TRENTON – Public hearings wrapped up Wednesday regarding New York’s congestion pricing plan to add tolls that could reach as high as $23 on vehicles driving into midtown and lower Manhattan.
The more exemptions there are, the higher the toll would be, as New York law requires the program to generate $1 billion a year that would go toward mass transit improvements. But much of the testimony at the hearing was from residents, activists and politicians advocating for groups that should be exempt.
Some private bus companies from New Jersey said they should be exempt because they’re part of the solution – taking cars off the road and reducing carbon emissions.
Jonathan DeCamp of DeCamp Bus Lines in Montclair says Stockholm, London and Singapore exempt buses from congestion pricing and New York should, too.
“The last thing we should be doing is discouraging the use of mass transit by adding burdensome new costs to bus travel,” DeCamp said.

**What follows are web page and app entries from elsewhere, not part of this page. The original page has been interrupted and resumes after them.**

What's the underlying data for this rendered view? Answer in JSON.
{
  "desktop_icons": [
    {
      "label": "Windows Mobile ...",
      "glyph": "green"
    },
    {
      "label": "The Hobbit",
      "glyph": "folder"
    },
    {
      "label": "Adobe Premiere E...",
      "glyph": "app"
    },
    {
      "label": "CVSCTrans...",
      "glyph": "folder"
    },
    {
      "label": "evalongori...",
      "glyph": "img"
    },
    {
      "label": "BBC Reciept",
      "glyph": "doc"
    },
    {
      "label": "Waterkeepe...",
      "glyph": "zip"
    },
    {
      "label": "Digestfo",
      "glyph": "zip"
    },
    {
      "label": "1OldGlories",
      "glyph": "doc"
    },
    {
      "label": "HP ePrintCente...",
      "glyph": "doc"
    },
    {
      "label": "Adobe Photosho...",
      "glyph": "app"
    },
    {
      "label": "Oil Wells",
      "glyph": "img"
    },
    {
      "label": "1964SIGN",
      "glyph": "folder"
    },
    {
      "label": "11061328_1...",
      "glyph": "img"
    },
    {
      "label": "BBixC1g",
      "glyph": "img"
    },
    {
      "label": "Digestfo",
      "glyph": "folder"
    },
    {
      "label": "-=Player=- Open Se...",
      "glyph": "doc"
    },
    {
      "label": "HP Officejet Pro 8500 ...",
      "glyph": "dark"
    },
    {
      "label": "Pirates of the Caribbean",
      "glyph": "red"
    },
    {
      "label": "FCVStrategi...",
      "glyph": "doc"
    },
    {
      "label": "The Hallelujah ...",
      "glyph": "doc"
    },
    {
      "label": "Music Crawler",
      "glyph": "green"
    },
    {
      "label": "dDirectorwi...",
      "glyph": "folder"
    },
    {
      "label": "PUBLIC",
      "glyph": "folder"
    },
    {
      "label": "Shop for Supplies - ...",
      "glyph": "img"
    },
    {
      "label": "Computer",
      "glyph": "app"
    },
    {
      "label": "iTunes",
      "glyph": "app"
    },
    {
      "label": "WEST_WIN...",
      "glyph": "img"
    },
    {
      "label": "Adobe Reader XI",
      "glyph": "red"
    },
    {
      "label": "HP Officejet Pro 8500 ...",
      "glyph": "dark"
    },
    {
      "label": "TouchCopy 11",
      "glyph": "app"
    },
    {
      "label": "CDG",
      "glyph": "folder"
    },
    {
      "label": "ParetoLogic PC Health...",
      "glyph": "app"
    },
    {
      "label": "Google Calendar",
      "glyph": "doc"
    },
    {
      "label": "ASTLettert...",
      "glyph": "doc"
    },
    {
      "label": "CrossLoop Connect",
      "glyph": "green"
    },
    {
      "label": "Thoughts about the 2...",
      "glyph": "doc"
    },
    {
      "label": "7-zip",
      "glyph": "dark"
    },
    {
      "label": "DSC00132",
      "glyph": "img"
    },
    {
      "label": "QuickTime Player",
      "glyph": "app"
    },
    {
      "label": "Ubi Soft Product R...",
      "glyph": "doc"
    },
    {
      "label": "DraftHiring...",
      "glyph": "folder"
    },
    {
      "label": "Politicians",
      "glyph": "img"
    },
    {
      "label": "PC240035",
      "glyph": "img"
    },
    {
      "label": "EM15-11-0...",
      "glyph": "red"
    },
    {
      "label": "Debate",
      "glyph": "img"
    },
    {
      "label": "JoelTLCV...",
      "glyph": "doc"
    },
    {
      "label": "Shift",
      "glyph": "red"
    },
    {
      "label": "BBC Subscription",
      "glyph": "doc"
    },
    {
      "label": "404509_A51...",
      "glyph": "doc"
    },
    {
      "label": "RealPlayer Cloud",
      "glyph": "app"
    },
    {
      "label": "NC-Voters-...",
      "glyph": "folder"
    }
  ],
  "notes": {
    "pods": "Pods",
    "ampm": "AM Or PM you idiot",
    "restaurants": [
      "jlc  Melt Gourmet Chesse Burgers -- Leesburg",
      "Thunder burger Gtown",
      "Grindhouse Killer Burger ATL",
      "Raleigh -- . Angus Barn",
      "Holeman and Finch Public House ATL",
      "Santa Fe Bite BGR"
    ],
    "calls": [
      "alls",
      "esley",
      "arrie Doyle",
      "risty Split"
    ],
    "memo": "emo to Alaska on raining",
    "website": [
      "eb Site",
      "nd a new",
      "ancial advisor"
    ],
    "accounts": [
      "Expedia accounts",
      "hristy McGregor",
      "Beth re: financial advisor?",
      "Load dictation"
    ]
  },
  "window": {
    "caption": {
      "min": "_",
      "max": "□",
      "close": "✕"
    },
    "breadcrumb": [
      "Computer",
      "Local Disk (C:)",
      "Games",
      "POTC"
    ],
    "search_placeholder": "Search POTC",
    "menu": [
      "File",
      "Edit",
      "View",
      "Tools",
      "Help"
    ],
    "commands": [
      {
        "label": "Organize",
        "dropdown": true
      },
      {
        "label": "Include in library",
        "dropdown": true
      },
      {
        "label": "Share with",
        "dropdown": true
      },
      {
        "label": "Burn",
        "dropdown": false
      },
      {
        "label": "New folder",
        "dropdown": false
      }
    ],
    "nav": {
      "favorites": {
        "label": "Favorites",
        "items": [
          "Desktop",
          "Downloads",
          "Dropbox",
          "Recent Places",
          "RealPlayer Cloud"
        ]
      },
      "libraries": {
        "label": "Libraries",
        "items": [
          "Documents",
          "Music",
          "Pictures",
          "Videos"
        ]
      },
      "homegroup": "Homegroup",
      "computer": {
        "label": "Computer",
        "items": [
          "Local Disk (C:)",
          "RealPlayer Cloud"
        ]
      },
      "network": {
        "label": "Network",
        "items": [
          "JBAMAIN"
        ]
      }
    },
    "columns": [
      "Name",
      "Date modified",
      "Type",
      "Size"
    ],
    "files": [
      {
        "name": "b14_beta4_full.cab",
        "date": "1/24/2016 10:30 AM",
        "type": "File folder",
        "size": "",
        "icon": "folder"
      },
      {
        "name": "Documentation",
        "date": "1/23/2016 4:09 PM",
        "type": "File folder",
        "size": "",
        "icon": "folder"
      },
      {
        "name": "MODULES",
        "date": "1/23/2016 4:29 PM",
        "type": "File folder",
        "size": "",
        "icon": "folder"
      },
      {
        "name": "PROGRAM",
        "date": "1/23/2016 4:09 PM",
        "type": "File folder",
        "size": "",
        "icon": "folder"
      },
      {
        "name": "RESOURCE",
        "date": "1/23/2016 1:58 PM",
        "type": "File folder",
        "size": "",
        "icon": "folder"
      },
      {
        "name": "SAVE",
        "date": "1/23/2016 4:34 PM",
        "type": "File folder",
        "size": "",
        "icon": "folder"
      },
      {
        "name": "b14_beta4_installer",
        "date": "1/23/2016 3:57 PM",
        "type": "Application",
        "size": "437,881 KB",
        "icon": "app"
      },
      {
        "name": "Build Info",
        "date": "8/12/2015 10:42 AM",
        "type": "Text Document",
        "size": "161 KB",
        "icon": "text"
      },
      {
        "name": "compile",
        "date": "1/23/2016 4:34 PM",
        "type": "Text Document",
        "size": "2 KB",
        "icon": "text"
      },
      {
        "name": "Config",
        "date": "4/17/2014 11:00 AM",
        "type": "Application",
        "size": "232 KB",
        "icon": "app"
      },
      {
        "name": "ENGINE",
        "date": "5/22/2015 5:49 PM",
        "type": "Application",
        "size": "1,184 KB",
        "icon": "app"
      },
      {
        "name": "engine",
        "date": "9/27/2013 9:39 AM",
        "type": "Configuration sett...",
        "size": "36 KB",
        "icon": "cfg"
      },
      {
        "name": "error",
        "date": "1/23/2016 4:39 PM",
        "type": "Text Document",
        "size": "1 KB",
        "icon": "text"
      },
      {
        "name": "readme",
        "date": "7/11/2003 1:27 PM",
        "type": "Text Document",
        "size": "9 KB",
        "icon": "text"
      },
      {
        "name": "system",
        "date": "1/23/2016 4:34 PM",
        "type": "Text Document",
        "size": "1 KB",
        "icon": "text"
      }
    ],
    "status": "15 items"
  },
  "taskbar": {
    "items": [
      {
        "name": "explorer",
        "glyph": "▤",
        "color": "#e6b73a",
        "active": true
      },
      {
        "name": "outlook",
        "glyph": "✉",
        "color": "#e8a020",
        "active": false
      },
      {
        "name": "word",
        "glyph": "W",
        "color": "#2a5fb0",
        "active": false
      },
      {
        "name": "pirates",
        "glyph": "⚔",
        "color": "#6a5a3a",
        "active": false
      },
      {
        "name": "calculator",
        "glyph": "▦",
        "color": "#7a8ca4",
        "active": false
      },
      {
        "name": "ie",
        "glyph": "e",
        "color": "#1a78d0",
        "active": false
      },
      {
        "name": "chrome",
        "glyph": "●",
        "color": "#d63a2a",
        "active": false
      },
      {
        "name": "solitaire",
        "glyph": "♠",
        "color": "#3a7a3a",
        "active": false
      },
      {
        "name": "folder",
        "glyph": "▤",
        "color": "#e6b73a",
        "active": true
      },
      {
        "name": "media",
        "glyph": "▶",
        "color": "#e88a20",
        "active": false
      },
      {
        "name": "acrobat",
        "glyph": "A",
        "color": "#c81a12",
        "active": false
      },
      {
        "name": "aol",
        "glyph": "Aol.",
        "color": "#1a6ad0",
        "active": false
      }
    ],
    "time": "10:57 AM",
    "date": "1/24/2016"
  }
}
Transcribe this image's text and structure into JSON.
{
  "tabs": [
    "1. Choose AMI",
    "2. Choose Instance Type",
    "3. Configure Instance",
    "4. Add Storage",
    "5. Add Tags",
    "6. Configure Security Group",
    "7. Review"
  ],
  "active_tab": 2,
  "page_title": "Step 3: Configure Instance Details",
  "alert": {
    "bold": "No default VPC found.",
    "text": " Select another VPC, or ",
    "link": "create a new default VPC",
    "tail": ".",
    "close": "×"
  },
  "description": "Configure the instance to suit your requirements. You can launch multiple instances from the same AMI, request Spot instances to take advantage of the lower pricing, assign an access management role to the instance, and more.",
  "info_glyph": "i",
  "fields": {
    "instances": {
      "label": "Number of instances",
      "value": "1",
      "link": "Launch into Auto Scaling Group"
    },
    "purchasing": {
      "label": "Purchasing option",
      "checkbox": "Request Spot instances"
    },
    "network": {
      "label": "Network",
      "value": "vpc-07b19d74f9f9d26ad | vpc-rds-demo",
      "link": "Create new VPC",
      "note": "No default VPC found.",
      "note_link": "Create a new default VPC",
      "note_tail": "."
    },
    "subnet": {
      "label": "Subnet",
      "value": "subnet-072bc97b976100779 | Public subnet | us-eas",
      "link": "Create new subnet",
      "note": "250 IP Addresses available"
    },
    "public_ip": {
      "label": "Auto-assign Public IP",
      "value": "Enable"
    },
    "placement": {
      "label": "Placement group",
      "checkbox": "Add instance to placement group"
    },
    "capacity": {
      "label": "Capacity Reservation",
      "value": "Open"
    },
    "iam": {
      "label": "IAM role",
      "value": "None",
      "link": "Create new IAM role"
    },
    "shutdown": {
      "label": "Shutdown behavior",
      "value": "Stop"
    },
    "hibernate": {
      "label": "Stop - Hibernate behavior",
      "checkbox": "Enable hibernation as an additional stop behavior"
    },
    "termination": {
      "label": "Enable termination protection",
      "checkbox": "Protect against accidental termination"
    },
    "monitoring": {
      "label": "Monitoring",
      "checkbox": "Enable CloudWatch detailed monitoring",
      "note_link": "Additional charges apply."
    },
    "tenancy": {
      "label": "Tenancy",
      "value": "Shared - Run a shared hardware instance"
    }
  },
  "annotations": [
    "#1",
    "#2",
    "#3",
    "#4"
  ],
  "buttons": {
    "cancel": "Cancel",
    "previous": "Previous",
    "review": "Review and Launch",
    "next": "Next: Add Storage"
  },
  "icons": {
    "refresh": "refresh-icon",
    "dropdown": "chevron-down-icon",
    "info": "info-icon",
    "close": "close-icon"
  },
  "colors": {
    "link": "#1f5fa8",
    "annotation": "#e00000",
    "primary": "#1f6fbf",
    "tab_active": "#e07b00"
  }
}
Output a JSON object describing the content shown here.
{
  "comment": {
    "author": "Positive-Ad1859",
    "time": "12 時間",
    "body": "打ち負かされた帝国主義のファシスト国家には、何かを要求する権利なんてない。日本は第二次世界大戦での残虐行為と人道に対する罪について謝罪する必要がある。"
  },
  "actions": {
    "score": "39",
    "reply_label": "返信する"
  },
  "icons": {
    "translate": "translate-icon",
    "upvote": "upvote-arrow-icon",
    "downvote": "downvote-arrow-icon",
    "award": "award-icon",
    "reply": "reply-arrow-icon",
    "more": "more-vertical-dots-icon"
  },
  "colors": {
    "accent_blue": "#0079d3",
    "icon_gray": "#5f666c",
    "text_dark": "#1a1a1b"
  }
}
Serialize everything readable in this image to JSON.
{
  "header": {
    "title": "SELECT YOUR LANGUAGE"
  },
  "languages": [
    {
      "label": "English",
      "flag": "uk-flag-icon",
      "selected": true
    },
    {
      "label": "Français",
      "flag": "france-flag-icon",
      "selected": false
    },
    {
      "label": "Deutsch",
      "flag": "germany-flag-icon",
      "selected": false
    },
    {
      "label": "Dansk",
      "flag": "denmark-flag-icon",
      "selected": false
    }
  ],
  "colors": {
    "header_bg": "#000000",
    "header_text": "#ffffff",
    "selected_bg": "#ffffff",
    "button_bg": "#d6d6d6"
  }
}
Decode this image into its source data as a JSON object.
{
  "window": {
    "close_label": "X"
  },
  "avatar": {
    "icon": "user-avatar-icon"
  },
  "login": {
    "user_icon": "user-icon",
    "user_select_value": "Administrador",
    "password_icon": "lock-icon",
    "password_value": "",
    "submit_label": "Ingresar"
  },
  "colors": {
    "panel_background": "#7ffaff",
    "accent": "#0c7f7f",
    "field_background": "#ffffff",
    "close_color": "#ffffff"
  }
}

Michelle Petelicki, president and partner in Panorama Tours in Wallington, said her company drove 533 bus trips into the Manhattan business district in the last year, averaging 47 passengers each time. That comes out to just over 25,000 fewer car trips, if each of those people otherwise drove in separately.
“To make sure that private buses continue to be a viable service for the public, an exemption must be made for those vehicles if this program is deployed,” Petelicki said.
Far more New Yorkers testified than New Jersey residents, and there were more critics of the plan than supporters. Glenn Dewar of Queens said the idea doesn’t take into consideration the elderly or disabled and their caretakers, for whom mass transit isn’t a realistic alternative to a car.
“This program takes a lot of the best doctors and makes them inaccessible to people in the outer boroughs and anyplace else that need to drive a person in,” Dewar said.
One of the New Jersey residents to testify was Leslie Stevens, who said the plan looks reasonable and should be adopted as soon as possible to cut back on climate-change emissions.
“The MTA seems to be focused on money as opposed to reducing pollution and improving air quality. That seems to be an add-on,” Stevens said.
The Metropolitan Transportation Authority said it expects that in early 2023, the Federal Highway Administration will issue a decision document.
If the adverse effects are not significant or can be easily reduced, the toll program could start by the end of next year. If not, an environmental impact statewide would be required, adding another lengthy step to the process.
Though the hearings are over, public comments can still be submitted through Sept. 9 through the project website; by email to CBDTP@mtabt.org; by mail to CBD Tolling Program, 2 Broadway, 23rd Floor, New York, NY 10004; by phone to 646-252-7440; or by fax to 212-504-3148, to the attention of the CBD Tolling Program Team.